There’s much to be said about KIM DOTCOM, a former teenage prodigy-turned-Internet entrepreneur who found success with his Megaupload file hosting service. At its peak, the website saw more than 50 million visitors per day, catapulting him to millionaire status. His persona is also the stuff of legends and just as intriguing. Dotcom is known for his opulent lifestyle of yachts, exotic cars and extravagant parties. He’s as close to a real-life comic book villain you’ll get.
Born Kim Schmitz in Schleswig-Holstein, Germany, Kim Dotcom’s childhood is often described as a troubled one. This may have fueled his interest in hacking which reportedly saw a teenage Dotcom besting the Pentagon, NASA and Citibank. True or not, he’d eventually be charged with data espionage and computer fraud for trafficking telephone cards in the mid-1990s. He was a juvenile at the time so the verdict was suspended, but the ordeal foreshadowed things to come.
Aliases and Businesses
Dotcom has gone by different pseudonyms over the years, including Kimble and Kim Tim Jim Vestor. He has also launched a number of online businesses in addition to Megaupload, which began as a security company called Data Protect. In 2001, his primary income was reportedly an investment vehicle known as Kimvestor. This was during the early 2000s tech bubble and Dotcom, himself, valued this company at €200 million. Other dot-com companies would eventually go bust, but Kim Dotcom thrived. He’d celebrate his success by legally changing his last name to “Dotcom” in 2005.
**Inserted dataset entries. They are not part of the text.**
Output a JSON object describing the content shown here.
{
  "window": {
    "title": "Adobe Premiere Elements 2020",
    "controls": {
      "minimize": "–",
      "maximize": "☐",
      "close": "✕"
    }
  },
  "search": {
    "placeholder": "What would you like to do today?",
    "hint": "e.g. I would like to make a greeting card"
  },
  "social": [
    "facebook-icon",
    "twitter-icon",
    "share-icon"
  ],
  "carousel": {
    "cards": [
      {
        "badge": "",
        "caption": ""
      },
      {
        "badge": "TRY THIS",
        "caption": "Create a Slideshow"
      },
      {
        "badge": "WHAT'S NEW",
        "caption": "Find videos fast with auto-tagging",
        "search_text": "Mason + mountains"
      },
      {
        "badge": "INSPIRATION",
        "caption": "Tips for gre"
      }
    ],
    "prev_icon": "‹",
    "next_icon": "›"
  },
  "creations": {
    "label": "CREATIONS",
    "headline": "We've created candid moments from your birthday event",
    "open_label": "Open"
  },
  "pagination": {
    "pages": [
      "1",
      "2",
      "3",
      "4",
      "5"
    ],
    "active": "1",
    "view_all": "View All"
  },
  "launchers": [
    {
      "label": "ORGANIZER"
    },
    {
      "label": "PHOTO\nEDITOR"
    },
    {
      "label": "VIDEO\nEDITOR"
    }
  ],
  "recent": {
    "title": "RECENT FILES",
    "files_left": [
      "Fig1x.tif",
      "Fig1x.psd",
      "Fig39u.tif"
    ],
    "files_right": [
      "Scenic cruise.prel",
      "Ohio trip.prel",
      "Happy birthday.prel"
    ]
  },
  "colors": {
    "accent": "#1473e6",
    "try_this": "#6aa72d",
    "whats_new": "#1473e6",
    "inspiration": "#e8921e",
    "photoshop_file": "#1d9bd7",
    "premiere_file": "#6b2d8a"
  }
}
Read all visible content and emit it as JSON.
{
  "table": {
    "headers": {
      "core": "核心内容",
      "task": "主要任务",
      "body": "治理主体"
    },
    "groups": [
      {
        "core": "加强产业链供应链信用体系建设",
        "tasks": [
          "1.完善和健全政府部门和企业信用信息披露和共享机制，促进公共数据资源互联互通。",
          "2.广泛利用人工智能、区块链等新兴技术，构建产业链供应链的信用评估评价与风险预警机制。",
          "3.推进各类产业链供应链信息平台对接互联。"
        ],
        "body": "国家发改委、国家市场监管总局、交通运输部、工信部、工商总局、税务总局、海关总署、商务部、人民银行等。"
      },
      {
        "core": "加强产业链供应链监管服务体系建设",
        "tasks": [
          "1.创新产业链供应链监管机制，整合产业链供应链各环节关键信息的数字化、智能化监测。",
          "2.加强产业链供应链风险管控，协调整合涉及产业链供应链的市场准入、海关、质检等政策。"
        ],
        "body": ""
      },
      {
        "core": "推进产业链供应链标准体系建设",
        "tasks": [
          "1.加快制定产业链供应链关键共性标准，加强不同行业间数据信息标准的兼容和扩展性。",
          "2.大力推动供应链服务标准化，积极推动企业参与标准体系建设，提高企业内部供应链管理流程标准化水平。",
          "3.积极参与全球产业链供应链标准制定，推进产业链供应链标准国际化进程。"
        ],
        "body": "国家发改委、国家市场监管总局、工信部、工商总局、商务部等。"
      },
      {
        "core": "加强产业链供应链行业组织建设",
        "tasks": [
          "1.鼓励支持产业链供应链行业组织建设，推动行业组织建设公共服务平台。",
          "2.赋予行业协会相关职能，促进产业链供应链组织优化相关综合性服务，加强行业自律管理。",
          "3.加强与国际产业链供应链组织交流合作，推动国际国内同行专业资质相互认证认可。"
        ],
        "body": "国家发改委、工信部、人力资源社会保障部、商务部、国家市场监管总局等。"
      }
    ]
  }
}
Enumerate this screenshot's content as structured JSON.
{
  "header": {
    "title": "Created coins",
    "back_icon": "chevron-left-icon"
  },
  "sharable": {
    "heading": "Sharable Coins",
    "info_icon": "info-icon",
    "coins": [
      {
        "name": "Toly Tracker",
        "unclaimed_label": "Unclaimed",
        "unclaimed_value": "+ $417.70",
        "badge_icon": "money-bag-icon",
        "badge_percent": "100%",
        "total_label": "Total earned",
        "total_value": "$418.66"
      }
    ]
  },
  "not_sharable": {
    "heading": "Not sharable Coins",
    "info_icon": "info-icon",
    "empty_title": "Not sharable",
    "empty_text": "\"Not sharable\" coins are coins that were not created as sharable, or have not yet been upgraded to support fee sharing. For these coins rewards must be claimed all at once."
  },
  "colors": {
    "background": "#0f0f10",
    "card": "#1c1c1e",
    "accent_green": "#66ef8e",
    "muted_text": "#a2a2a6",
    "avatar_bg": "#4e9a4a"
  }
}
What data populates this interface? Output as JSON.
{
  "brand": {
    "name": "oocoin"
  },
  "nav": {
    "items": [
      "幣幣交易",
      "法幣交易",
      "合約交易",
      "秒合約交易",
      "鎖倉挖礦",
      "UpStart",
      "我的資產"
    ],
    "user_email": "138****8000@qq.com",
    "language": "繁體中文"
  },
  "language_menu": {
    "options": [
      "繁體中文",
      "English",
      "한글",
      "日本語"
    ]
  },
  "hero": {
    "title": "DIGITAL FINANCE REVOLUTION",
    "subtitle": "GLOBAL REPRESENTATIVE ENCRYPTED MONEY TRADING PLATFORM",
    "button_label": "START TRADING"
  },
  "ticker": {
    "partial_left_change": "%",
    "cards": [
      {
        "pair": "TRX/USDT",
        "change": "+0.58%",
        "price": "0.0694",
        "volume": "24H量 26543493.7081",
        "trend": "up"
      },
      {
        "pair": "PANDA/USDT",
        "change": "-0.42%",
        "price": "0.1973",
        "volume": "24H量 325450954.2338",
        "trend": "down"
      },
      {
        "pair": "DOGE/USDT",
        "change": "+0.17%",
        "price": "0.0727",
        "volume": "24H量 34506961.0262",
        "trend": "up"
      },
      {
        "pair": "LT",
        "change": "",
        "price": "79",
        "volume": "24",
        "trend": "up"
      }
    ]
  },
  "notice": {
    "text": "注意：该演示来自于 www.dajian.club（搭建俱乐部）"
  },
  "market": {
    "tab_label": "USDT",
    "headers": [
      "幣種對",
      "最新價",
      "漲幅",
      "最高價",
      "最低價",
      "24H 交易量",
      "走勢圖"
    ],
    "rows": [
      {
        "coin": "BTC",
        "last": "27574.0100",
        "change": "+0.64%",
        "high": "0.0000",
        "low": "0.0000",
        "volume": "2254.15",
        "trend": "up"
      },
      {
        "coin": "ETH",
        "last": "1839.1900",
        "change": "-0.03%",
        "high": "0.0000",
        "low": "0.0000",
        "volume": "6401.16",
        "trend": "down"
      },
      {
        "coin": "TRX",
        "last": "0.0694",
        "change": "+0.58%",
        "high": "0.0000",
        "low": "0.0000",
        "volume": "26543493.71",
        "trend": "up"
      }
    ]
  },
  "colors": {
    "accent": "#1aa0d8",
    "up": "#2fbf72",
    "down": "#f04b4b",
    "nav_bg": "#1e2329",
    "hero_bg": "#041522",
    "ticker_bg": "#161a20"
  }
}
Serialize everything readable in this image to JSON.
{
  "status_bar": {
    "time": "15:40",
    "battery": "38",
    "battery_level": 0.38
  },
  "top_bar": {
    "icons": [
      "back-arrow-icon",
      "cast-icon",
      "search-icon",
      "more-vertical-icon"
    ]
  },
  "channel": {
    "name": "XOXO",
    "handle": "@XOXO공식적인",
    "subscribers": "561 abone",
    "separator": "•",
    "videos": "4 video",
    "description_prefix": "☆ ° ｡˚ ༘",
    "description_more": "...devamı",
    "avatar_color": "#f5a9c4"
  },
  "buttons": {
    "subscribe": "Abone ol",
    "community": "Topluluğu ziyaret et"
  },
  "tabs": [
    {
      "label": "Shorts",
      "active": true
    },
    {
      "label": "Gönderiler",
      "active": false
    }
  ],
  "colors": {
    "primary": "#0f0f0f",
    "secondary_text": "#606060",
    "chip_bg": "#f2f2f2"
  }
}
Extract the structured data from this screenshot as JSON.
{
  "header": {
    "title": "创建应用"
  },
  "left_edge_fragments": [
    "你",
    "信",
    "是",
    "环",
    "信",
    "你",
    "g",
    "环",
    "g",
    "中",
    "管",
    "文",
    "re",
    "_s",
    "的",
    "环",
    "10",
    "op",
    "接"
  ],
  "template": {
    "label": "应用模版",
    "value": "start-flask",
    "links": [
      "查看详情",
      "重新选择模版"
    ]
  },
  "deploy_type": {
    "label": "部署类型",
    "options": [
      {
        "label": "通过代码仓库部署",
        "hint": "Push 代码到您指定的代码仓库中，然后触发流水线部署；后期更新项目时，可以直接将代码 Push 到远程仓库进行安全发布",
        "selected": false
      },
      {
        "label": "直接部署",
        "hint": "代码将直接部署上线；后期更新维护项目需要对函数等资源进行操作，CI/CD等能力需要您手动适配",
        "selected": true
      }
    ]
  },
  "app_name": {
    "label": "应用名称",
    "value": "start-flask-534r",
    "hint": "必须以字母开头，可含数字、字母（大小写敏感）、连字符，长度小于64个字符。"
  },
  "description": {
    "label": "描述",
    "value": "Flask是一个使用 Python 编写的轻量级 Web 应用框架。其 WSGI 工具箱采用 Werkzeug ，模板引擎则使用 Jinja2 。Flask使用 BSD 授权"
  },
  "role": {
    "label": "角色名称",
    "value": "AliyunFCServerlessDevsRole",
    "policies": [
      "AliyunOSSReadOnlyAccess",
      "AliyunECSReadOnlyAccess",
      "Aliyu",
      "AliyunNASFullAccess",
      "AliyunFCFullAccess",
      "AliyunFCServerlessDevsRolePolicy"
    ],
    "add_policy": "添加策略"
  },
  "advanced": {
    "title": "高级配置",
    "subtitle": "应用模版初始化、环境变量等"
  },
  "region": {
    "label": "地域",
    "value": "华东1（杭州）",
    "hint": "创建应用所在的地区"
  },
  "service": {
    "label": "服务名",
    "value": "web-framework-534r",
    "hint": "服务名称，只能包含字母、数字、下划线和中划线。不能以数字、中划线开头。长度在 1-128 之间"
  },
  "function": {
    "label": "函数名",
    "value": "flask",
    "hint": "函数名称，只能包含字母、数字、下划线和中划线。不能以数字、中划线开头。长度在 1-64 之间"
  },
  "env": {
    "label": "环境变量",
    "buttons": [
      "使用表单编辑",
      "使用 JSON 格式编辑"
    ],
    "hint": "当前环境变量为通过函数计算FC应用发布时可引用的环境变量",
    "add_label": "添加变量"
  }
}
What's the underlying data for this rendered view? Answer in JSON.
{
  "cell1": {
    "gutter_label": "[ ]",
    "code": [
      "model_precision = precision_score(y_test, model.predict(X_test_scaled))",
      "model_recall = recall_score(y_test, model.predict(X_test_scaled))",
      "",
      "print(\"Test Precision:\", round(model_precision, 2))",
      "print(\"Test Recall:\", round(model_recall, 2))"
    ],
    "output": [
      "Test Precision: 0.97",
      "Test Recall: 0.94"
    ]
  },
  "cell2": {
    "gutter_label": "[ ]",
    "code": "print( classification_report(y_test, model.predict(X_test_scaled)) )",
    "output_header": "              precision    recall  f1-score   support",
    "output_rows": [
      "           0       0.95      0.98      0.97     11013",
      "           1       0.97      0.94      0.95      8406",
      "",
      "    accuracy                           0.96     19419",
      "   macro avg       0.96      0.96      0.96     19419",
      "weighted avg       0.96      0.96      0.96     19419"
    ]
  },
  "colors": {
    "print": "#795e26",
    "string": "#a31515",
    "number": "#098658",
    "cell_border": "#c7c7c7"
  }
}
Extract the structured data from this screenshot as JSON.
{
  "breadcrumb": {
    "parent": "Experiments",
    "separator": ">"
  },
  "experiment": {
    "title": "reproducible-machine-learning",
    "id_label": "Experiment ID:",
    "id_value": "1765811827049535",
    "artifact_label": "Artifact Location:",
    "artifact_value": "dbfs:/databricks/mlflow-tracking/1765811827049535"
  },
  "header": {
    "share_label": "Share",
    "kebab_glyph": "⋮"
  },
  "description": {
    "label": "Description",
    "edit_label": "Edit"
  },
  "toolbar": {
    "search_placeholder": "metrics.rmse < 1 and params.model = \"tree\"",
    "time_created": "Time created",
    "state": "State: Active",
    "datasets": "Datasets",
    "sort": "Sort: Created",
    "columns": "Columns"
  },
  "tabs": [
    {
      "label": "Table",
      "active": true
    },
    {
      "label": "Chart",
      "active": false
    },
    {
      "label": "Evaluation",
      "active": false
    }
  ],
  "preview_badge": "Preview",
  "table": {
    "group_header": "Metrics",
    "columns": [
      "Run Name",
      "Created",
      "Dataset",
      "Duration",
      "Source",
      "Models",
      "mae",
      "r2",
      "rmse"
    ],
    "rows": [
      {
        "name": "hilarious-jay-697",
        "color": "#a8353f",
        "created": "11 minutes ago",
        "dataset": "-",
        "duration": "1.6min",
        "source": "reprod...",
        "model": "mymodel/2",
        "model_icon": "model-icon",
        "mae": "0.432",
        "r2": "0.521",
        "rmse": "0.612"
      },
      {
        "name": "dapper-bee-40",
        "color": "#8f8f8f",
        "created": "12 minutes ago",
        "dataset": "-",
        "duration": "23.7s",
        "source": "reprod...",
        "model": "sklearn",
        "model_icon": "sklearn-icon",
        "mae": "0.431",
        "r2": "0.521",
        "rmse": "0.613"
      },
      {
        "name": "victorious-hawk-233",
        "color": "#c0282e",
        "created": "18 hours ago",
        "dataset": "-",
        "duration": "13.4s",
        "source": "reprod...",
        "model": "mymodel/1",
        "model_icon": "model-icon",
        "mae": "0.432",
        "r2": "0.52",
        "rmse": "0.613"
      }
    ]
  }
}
Up until 2012, the Dotcom businesses were extremely profitable. Dotcom’s personal net worth had reached $200 million, and he had even begun to diversify the “Mega” brands with two of them set to rival the Spotify and Netflix business model. But it all came crashing down when the United States Department of Justice (DOJ) seized the Megaupload website on January 19th, charging Dotcom with a number of serious allegations that included Internet piracy, money laundering, racketeering, wire fraud and copyright infringement. The hacker group Anonymous returned fire just hours later by taking down the DOJ and FBI websites.
The Establishment vs. Kim Dotcom
Dotcom was arrested in New Zealand, where he had been a resident since late 2010. The scene of his apprehension was a devastating one. About seventy-six (76) New Zealand police officers were dispatched to his mansion and assets totaling $17 million were confiscated. All of his bank accounts were frozen, and Dotcom is on record comparing his treatment to that of a convicted criminal. Since posting bail, he’s been fighting a protracted legal battle to prevent extradition to the United States. At the time of this writing, Dotcom lost his appeal and must stand trial for copyright infringement and fraud.
This is a serious blow to the Internet tycoon who faces the prospect of a lengthy prison sentence if he is indeed extradited. Dotcom, on his part, has always maintained his innocence. Countering the claim that he cost film and record industries more than $500 million, he’s stated that he’s actually tried stopping copyright infringement. He attributes the charges brought against him to politically connected studios in Hollywood.
In true entrepreneur fashion, Kim Dotcom has tried to remain active amid his personal battles. On January 19, 2013, exactly one (1) year after his arrest, Dotcom launched Mega which saw a rebranding of the Megaupload empire that made him wealthy. And in March 2014, he ventured into New Zealand politics by founding the Internet Party. Neither venture has lived up to his earlier successes: He disassociated himself with Mega in 2015, and the Internet Party fell below a mandatory headcount of five hundred (500), leading to its deregulation.
And then there’s his musical ventures that saw the release of his debut album entitled Good Times. Although a solid electronic-dance effort, it would be remiss to not mention his part in Racist Day, a closed-door ribbing session during the album’s creation. Although several people involved said that it was comedic and all in fun, it surprised and even angered some of his US fans.
The jury is still out on the legacy of Kim Dotcom. Is he really a hero who stands for Internet freedom, privacy and freedom of speech, or a villain who prospered by ripping off the global entertainment industry? No hero or villain is all one thing, and even Kim Dotcom has admitted to mistakes he made in his younger years. His popularity has undoubtedly declined as of late, but he is by no means without support. There are many who believe he was unfairly targeted and made an example of. Others have pointed to excessive force and overreach on the part of democratic governments.
Whatever your position, its probably to soon to write him off just yet. There’s still a chance of him resurrecting his image and reclaiming his position as Internet extraordinaire. After all, what else should we expect from the poster boy of the Digital age? The story of a teenage hacker who not only built a string of successful Internet companies, but literally took the digital world by storm.
Visit Kim Dotcom’s website at Kim.com